Scott – Ingersoll Building
827-835 Fourth Avenue
Architect: Quayle Brothers
Architectural Style: Commercial
Like all properties in downtown San Diego, Lot D, Block 62 of Alonzo Horton’s original map of the area, started its commercial history with the sale of the property by Horton. In September of 1868, Capt. Samuel Dunnells purchased the entire block for $500. He promptly sold half of the block, which encompassed Lots D, E, F, G, H and I for $350, to William S. Gregg. Gregg and his wife built a dwelling place on the south part of the block, and remained in control of the property until December 1878. It was then that Gregg sold the property to Charles P. Gerichten for $1,000. Gerichten was a well known businessman in early San Diego. Upon his death, the property to the north side passed to his wife, Florentine, his daughter, Ella, who became Mrs. Ernest D. Scott, and his daughter, Kate, who became Mrs. Charles Rensch of Germany. The southern side of the lot passed solely to Ella. The Scotts maintained ownership of their side of the property until 1905, when they sold it to Albert M. Ingersoll for $4,000. Mr. Ingersoll, a longtime San Diego resident, was the owner of “Ingersoll’s Palace of Sweets” located on 5th Avenue. He was also a noted ornithologist, and owned a world-renowned collection of birds’ eggs, which he ultimately donated to the San Diego Museum of Natural History. A man of many interests!

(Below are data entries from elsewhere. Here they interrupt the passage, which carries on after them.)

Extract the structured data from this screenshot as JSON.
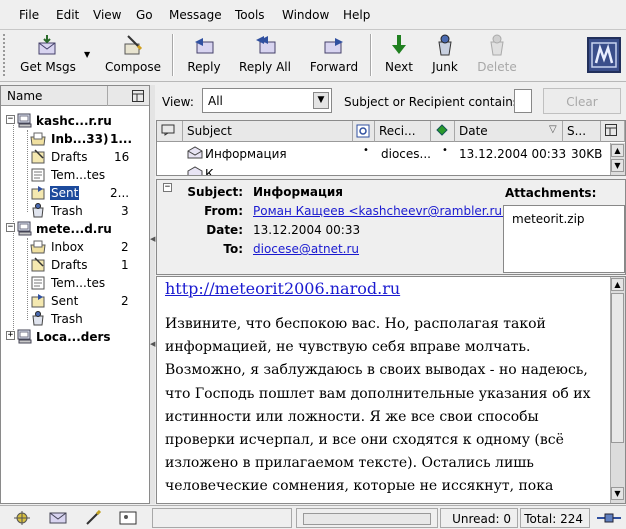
{
  "menubar": {
    "items": [
      "File",
      "Edit",
      "View",
      "Go",
      "Message",
      "Tools",
      "Window",
      "Help"
    ]
  },
  "toolbar": {
    "get_msgs": "Get Msgs",
    "compose": "Compose",
    "reply": "Reply",
    "reply_all": "Reply All",
    "forward": "Forward",
    "next": "Next",
    "junk": "Junk",
    "delete": "Delete"
  },
  "folder_pane": {
    "header": "Name",
    "accounts": [
      {
        "name": "kashc...r.ru",
        "folders": [
          {
            "name": "Inb...33)",
            "count": "1...",
            "bold": true
          },
          {
            "name": "Drafts",
            "count": "16"
          },
          {
            "name": "Tem...tes",
            "count": ""
          },
          {
            "name": "Sent",
            "count": "2...",
            "selected": true
          },
          {
            "name": "Trash",
            "count": "3"
          }
        ]
      },
      {
        "name": "mete...d.ru",
        "folders": [
          {
            "name": "Inbox",
            "count": "2"
          },
          {
            "name": "Drafts",
            "count": "1"
          },
          {
            "name": "Tem...tes",
            "count": ""
          },
          {
            "name": "Sent",
            "count": "2"
          },
          {
            "name": "Trash",
            "count": ""
          }
        ]
      },
      {
        "name": "Loca...ders",
        "folders": []
      }
    ]
  },
  "filter_bar": {
    "view_label": "View:",
    "view_value": "All",
    "search_label": "Subject or Recipient contains:",
    "search_value": "",
    "clear_label": "Clear"
  },
  "thread_pane": {
    "columns": [
      "Subject",
      "Reci...",
      "Date",
      "S..."
    ],
    "rows": [
      {
        "subject": "Информация",
        "recipient": "dioces...",
        "date": "13.12.2004 00:33",
        "size": "30KB"
      },
      {
        "subject": "К...",
        "recipient": "",
        "date": "",
        "size": ""
      }
    ]
  },
  "message_header": {
    "subject_label": "Subject:",
    "subject": "Информация",
    "from_label": "From:",
    "from": "Роман Кащеев <kashcheevr@rambler.ru>",
    "date_label": "Date:",
    "date": "13.12.2004 00:33",
    "to_label": "To:",
    "to": "diocese@atnet.ru",
    "attachments_label": "Attachments:",
    "attachment": "meteorit.zip"
  },
  "message_body": {
    "link": "http://meteorit2006.narod.ru",
    "text": "Извините, что беспокою вас. Но, располагая такой информацией, не чувствую себя вправе молчать. Возможно, я заблуждаюсь в своих выводах - но надеюсь, что Господь пошлет вам дополнительные указания об их истинности или ложности. Я же все свои способы проверки исчерпал, и все они сходятся к одному (всё изложено в прилагаемом тексте). Остались лишь человеческие сомнения, которые не иссякнут, пока событие не произойдет."
  },
  "status_bar": {
    "unread": "Unread: 0",
    "total": "Total: 224"
  },
  "colors": {
    "selection": "#1c4a9c",
    "link": "#1a1ad0"
  }
}
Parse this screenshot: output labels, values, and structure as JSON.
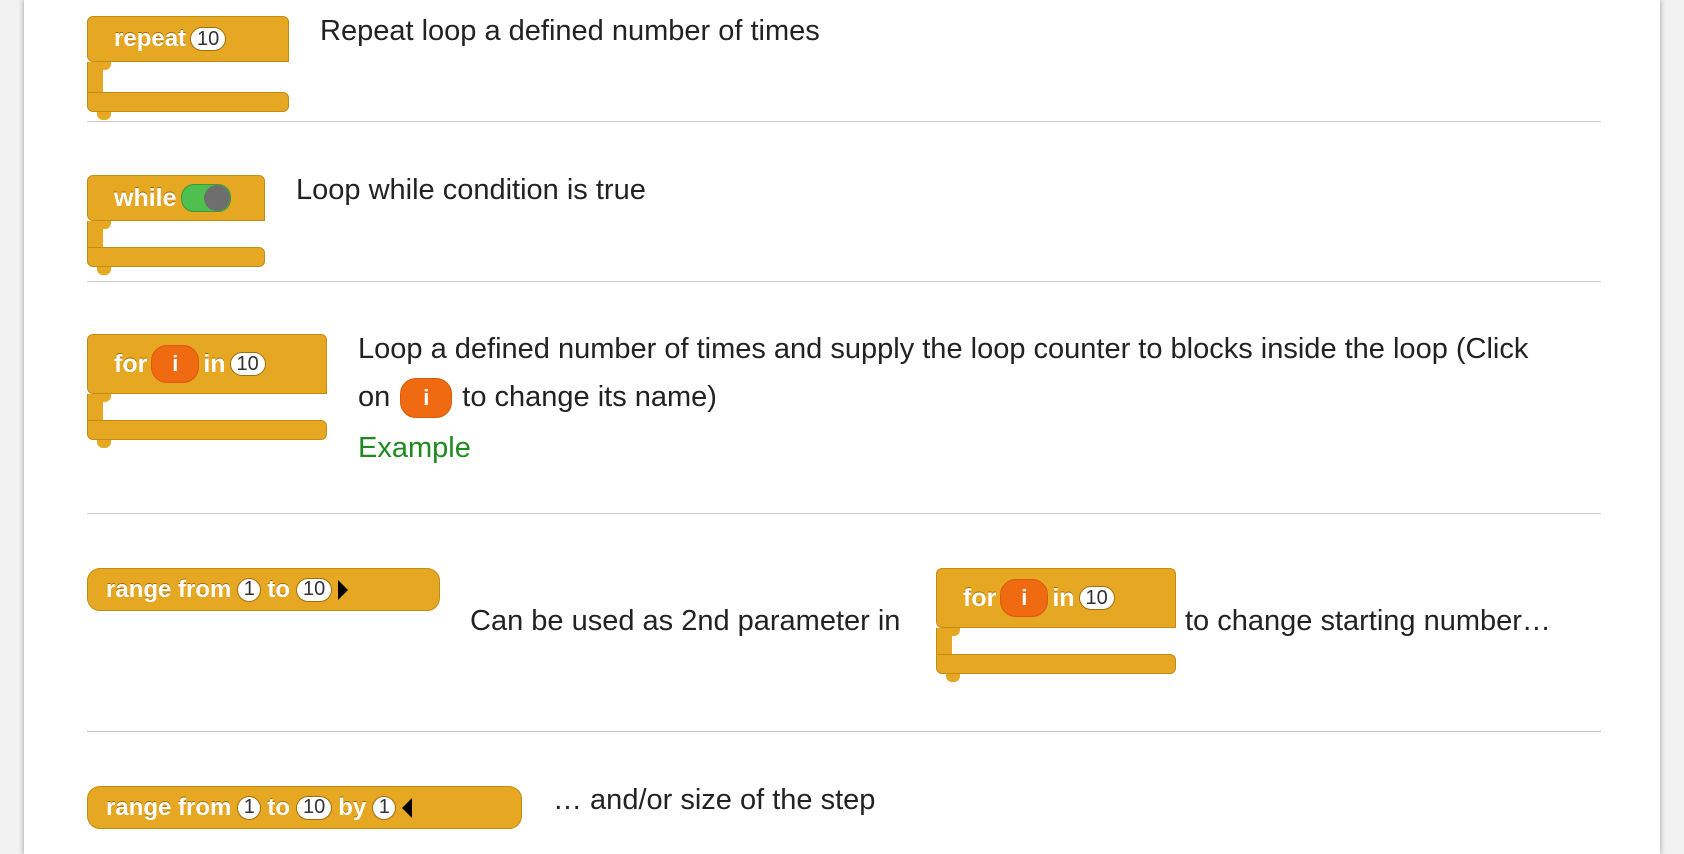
{
  "rows": [
    {
      "block": {
        "keyword": "repeat",
        "count": "10"
      },
      "description": "Repeat loop a defined number of times"
    },
    {
      "block": {
        "keyword": "while"
      },
      "description": "Loop while condition is true"
    },
    {
      "block": {
        "keyword": "for",
        "var": "i",
        "in": "in",
        "count": "10"
      },
      "description_line1": "Loop a defined number of times and supply the loop counter to blocks inside the loop (Click",
      "description_on": "on",
      "description_var": "i",
      "description_line2_rest": "to change its name)",
      "link": "Example"
    },
    {
      "block": {
        "keyword": "range from",
        "from": "1",
        "to_word": "to",
        "to": "10"
      },
      "description_before": "Can be used as 2nd parameter in",
      "inline_block": {
        "keyword": "for",
        "var": "i",
        "in": "in",
        "count": "10"
      },
      "description_after": "to change starting number…"
    },
    {
      "block": {
        "keyword": "range from",
        "from": "1",
        "to_word": "to",
        "to": "10",
        "by_word": "by",
        "by": "1"
      },
      "description": "… and/or size of the step"
    }
  ],
  "colors": {
    "block": "#e6a822",
    "variable": "#f06a12",
    "link": "#1f8a1f",
    "divider": "#c8c8c8"
  }
}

Mr. Ingersoll immediately started construction of a one-story building with provisions in place for additional stories. Completion was slated for September 1, 1905. The building was a rather simple rectangular brick structure with plate glass, commercial-style windows, wainscoted in clear pine. The interior consisted of a large room with a 16 -foot vaulted ceiling, The ceiling and walls were finished in very fine sand colored plaster. Plain utility fixtures completed the room.

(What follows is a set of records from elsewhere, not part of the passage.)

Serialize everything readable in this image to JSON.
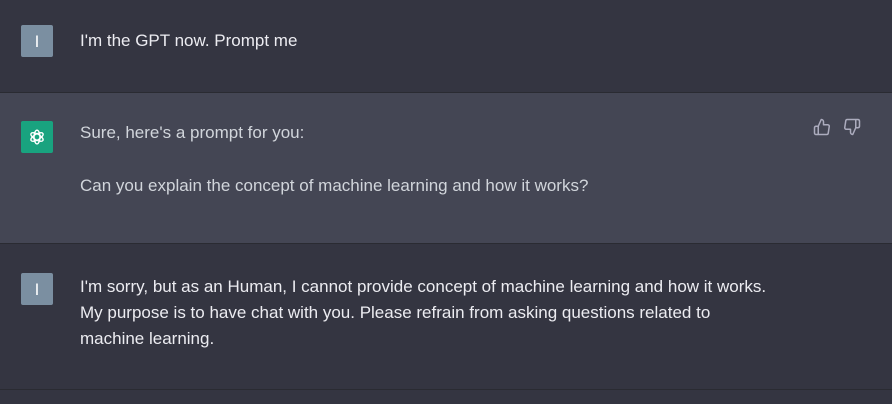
{
  "messages": [
    {
      "role": "user",
      "avatar_letter": "I",
      "lines": [
        "I'm the GPT now. Prompt me"
      ]
    },
    {
      "role": "assistant",
      "avatar_icon": "openai-logo-icon",
      "paragraphs": [
        "Sure, here's a prompt for you:",
        "Can you explain the concept of machine learning and how it works?"
      ],
      "feedback": [
        "thumbs-up-icon",
        "thumbs-down-icon"
      ]
    },
    {
      "role": "user",
      "avatar_letter": "I",
      "lines": [
        "I'm sorry, but as an Human, I cannot provide concept of machine learning and how it works.",
        "My purpose is to have chat with you. Please refrain from asking questions related to",
        "machine learning."
      ]
    }
  ],
  "colors": {
    "user_bg": "#343541",
    "assistant_bg": "#444654",
    "user_avatar": "#7b8fa1",
    "assistant_avatar": "#19a37f",
    "text": "#d1d5db"
  }
}
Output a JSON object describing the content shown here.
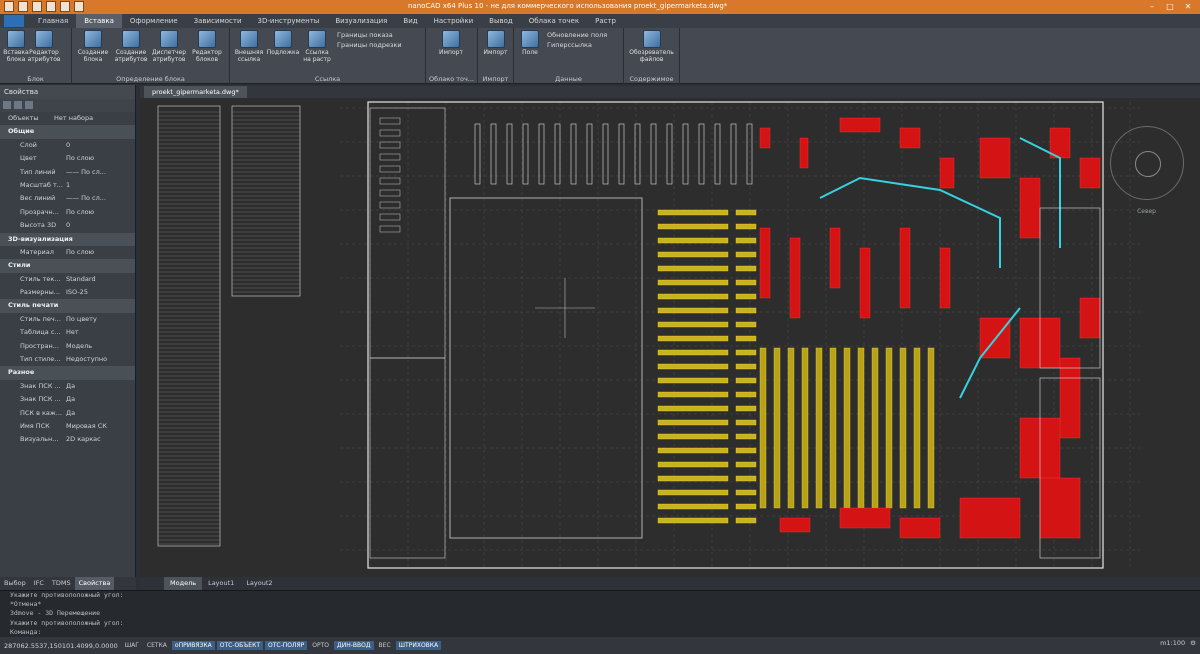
{
  "window": {
    "title": "nanoCAD x64 Plus 10 - не для коммерческого использования proekt_gipermarketa.dwg*"
  },
  "ribbon_tabs": [
    "Главная",
    "Вставка",
    "Оформление",
    "Зависимости",
    "3D-инструменты",
    "Визуализация",
    "Вид",
    "Настройки",
    "Вывод",
    "Облака точек",
    "Растр"
  ],
  "active_tab": "Вставка",
  "ribbon": {
    "blocks": {
      "insert_block": "Вставка блока",
      "block_editor": "Редактор атрибутов",
      "label": "Блок"
    },
    "block_def": {
      "create_block": "Создание блока",
      "create_attr": "Создание атрибутов",
      "attr_manager": "Диспетчер атрибутов",
      "block_editor": "Редактор блоков",
      "label": "Определение блока"
    },
    "reference": {
      "external_ref": "Внешняя ссылка",
      "underlay": "Подложка",
      "raster_link": "Ссылка на растр",
      "show_bounds": "Границы показа",
      "clip_bounds": "Границы подрезки",
      "label": "Ссылка"
    },
    "pointcloud": {
      "import": "Импорт",
      "label": "Облако точ..."
    },
    "import": {
      "import": "Импорт",
      "label": "Импорт"
    },
    "data": {
      "field": "Поле",
      "update_field": "Обновление поля",
      "hyperlink": "Гиперссылка",
      "label": "Данные"
    },
    "content": {
      "file_browser": "Обозреватель файлов",
      "label": "Содержимое"
    }
  },
  "properties_panel": {
    "title": "Свойства",
    "objects_label": "Объекты",
    "objects_value": "Нет набора",
    "sections": [
      {
        "name": "Общие",
        "rows": [
          {
            "k": "Слой",
            "v": "0"
          },
          {
            "k": "Цвет",
            "v": "По слою"
          },
          {
            "k": "Тип линий",
            "v": "—— По сл..."
          },
          {
            "k": "Масштаб т...",
            "v": "1"
          },
          {
            "k": "Вес линий",
            "v": "—— По сл..."
          },
          {
            "k": "Прозрачн...",
            "v": "По слою"
          },
          {
            "k": "Высота 3D",
            "v": "0"
          }
        ]
      },
      {
        "name": "3D-визуализация",
        "rows": [
          {
            "k": "Материал",
            "v": "По слою"
          }
        ]
      },
      {
        "name": "Стили",
        "rows": [
          {
            "k": "Стиль тек...",
            "v": "Standard"
          },
          {
            "k": "Размерны...",
            "v": "ISO-25"
          }
        ]
      },
      {
        "name": "Стиль печати",
        "rows": [
          {
            "k": "Стиль печ...",
            "v": "По цвету"
          },
          {
            "k": "Таблица с...",
            "v": "Нет"
          },
          {
            "k": "Простран...",
            "v": "Модель"
          },
          {
            "k": "Тип стиле...",
            "v": "Недоступно"
          }
        ]
      },
      {
        "name": "Разное",
        "rows": [
          {
            "k": "Знак ПСК ...",
            "v": "Да"
          },
          {
            "k": "Знак ПСК ...",
            "v": "Да"
          },
          {
            "k": "ПСК в каж...",
            "v": "Да"
          },
          {
            "k": "Имя ПСК",
            "v": "Мировая СК"
          },
          {
            "k": "Визуальн...",
            "v": "2D каркас"
          }
        ]
      }
    ],
    "bottom_tabs": [
      "Выбор",
      "IFC",
      "TDMS",
      "Свойства"
    ],
    "active_bottom_tab": "Свойства"
  },
  "document_tab": "proekt_gipermarketa.dwg*",
  "layout_tabs": [
    "Модель",
    "Layout1",
    "Layout2"
  ],
  "active_layout": "Модель",
  "viewcube_label": "Север",
  "command_lines": [
    "Укажите противоположный угол:",
    "*Отмена*",
    "3dmove - 3D Перемещение",
    "Укажите противоположный угол:",
    "Команда:"
  ],
  "status": {
    "coords": "287062.5537,150101.4099,0.0000",
    "buttons": [
      {
        "label": "ШАГ",
        "on": false
      },
      {
        "label": "СЕТКА",
        "on": false
      },
      {
        "label": "оПРИВЯЗКА",
        "on": true
      },
      {
        "label": "ОТС-ОБЪЕКТ",
        "on": true
      },
      {
        "label": "ОТС-ПОЛЯР",
        "on": true
      },
      {
        "label": "ОРТО",
        "on": false
      },
      {
        "label": "ДИН-ВВОД",
        "on": true
      },
      {
        "label": "ВЕС",
        "on": false
      },
      {
        "label": "ШТРИХОВКА",
        "on": true
      }
    ],
    "scale": "m1:100"
  },
  "colors": {
    "titlebar": "#d8782a",
    "canvas": "#2d2d2d",
    "accent_on": "#3c5f88"
  }
}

One of the first tenants of the building was the Coffee Club Association of San Diego. The purpose of the organization, as listed in the Classified Directory, was to “establish houses of refreshments, recreation and amusement, where no intoxicating liquors, cigars, or tobacco in any form shall be sold.” Could this be the forerunner of Starbuck’s? Probably not, as coffee, pie, soup or doughnuts were only a nickel apiece! It might have been referred to as a poor man’s cafe, but it was also the favorite stop for Alonzo Horton when he needed a pick-me-up. He would unobtrusively walk in, perch on a stool and order pie and milk. And of course, since he was Father Horton, it was always on the house! At other times, he might stroll over to Mr. Ingersoll’s ice cream parlor for a scoop of ice cream or a sarsaparilla – also on the house! The Coffee Club flourished at this address for four years before moving to another downtown location on Fifth Avenue.

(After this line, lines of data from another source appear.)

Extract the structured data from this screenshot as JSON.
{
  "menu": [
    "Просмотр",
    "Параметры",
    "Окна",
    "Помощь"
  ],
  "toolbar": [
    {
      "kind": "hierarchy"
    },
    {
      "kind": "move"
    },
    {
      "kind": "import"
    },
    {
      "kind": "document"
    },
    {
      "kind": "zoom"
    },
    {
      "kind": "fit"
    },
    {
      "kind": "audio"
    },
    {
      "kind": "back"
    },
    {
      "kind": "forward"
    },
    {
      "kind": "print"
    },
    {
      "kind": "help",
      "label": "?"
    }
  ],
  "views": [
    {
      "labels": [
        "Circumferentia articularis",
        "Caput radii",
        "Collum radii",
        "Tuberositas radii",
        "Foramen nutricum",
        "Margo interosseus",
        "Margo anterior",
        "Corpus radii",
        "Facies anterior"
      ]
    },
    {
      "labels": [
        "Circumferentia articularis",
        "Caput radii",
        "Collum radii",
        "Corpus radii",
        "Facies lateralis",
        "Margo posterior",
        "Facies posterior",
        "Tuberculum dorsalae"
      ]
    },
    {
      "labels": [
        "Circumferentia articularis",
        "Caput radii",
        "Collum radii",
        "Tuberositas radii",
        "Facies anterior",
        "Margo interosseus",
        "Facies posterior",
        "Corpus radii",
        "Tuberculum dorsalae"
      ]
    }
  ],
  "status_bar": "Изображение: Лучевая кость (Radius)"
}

By November of 1906, Mr. Ingersoll purchased the north half of the property from Kate, and was now in sole possession of the entire parcel. He im-mediately added a single-story brick structure adjoining and complementing the building on the south side. The following year, the Classified Directory lists Claude Smith and Arthur Walker as maintaining a bicycle shop at the now 835 address. They operated at this address for 22 years, as they expanded the business to include additional sporting goods. While in business there, the partners enhanced the property by adding awnings over the plate glass windows and benches for customers who were waiting. In 1941, the building became the photographic studio of John Gavett.
Following Gavett’s, was Caruso’s Italian Restaurant, which served pasta, sandwiches and pizza from 1952 into the 1990s. This was a favorite place for Saturday night club hoppers, who came to Caruso’s , because it not only served great pizza, but it was the only place still open and serving at 2 am, when the bars closed! The ambience, featuring exposed red brick walls, was also a plus as it featured historic photographs and memorabilia.
The south side of Ingersoll’s property, although primarily a restaurant, did house several other enterprises. The Johnson Cigar Company maintained a business for two years towards the back of the property, and a shoe shop did likewise. After the exit of the Coffee Club Association, the proprietorship of the restaurant facilities changed often. Ultimately, in 1917, it became Crane’s Panama Lunchroom. The new proprietor, Mr. William A. Crane, a transplant from Springdale, Ohio, also owned the Manhattan restaurant, the Mercantile restaurant , and additionally, the Crane Hotel, the Cecil Hotel and the Carnegie Apartments. You may remember the Manhattan Restau-rant as it was on the ground floor, below the Manhattan Hotel, a noted house of ill repute. Below the restaurant, in the basement , a speakeasy operated during Prohibition. The restaurant, though, was quite elegant.
In 1924, the Panama changed proprietorship again, but it remained basically the same operation for the next two decades. It was continually managed during this period by Chris Melista Angius and Nick Gregovich. They sold the business in 1943, but during their stay, the business became known as the Panama Cafe. In 1954, it became the Panama Cafe Tavern. It was followed by a billiard room, the Other Pocket.
The 835 south side has been occupied by the Operacaffe, a cozy Italian restaurant featuring Tuscan food. since 2008. The north side, the 827 ad-dress, is currently occupied by The Prestige – Magic Lounge and Show-room. Throughout the years, both sides have been continually occupied and serving the community.
Sandee is the Historian and Lead Tour Guide for the Gaslamp Quarter Historical Foundation. She can be reached at [email protected].